In a talk last week, celebrated conservationist and photographer Cristina Mittermeier shared her quest to save the sea.
oceans Archives - State of the Planet
Climate models predict that as a result of human-induced climate change, the surface of the Pacific Ocean should be warming. But one key part is not.
Starting this month, scientists aim to study the Antarctic Circumpolar Current’s past dynamics by drilling into the seabed in some of the planet’s remotest marine regions.
A million years ago, a longtime pattern of alternating glaciations and warm periods dramatically changed, when ice ages suddenly became longer and more intense. Scientists have long suspected that this was connected to the slowdown of a key Atlantic Ocean current system that today once again is slowing. A new study of sediments from the Atlantic bottom directly links this slowdown with a massive buildup of carbon dragged from the air into the abyss.
Tiny microbes called phytoplankton live beneath the ocean’s surface, producing oxygen that is essential to human survival. A new study sheds light on how these all-important diatoms survive and thrive under difficult conditions.
Columbia scientists recently visited the Caribbean island of Barbados, whose fossilized coral reefs contain an exquisite record of how the ocean has risen and fallen in the past.
To help predict the future of sea level rise, scientists are studying ancient corals on the island of Barbados.
Tightly packed sediments help the Cascadia Subduction Zone generate large earthquakes, and could boost its ability to trigger a large tsunami.
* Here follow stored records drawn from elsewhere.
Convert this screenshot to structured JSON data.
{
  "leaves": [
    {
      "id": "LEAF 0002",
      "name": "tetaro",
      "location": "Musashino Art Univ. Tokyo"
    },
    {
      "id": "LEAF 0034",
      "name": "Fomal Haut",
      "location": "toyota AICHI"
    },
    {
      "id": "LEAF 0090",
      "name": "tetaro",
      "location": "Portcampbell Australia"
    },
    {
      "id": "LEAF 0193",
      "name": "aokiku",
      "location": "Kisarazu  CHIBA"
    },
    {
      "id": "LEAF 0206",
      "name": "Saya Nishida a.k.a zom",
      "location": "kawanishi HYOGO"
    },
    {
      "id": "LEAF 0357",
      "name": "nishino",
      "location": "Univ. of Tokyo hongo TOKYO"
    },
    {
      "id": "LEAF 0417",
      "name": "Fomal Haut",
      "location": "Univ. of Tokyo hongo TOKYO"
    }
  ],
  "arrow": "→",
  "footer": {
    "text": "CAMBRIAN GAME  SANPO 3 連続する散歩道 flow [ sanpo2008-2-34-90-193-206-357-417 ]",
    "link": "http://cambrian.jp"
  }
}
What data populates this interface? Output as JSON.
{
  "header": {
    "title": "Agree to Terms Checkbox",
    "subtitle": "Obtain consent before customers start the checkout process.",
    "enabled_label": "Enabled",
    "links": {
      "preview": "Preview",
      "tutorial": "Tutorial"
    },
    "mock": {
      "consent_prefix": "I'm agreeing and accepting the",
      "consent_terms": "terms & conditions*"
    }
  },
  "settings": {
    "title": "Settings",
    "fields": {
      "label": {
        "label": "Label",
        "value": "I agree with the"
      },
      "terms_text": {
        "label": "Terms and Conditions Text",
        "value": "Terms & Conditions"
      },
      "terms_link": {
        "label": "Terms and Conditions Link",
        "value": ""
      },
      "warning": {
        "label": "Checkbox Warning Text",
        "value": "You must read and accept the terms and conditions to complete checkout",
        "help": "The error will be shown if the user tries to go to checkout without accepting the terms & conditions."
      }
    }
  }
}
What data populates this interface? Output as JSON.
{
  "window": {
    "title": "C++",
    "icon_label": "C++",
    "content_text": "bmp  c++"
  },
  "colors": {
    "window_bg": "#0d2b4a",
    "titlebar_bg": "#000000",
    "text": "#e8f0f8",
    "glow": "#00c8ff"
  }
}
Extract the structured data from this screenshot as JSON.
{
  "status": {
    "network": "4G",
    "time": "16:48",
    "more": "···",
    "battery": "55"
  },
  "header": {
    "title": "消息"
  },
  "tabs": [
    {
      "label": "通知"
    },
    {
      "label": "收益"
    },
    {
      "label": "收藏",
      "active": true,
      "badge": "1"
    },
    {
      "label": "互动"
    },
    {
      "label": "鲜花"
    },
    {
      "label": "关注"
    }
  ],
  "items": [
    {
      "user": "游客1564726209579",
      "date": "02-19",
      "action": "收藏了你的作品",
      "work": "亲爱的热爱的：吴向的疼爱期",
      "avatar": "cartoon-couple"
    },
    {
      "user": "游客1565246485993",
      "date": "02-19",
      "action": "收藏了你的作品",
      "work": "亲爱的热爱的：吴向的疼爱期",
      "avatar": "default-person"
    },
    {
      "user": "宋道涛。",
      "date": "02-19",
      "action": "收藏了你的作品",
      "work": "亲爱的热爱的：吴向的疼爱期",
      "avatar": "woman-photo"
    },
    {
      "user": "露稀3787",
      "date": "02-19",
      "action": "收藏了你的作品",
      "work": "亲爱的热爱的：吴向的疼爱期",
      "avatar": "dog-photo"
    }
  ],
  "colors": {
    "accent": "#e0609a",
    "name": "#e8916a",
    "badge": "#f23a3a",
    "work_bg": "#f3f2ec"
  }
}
An interdisciplinary team of scientists has discovered that, contrary to general scientific belief, iron in nondissolved particle form can stimulate phytoplankton growth, and that the chemical form that particulate iron takes is critical to ocean photosynthesis.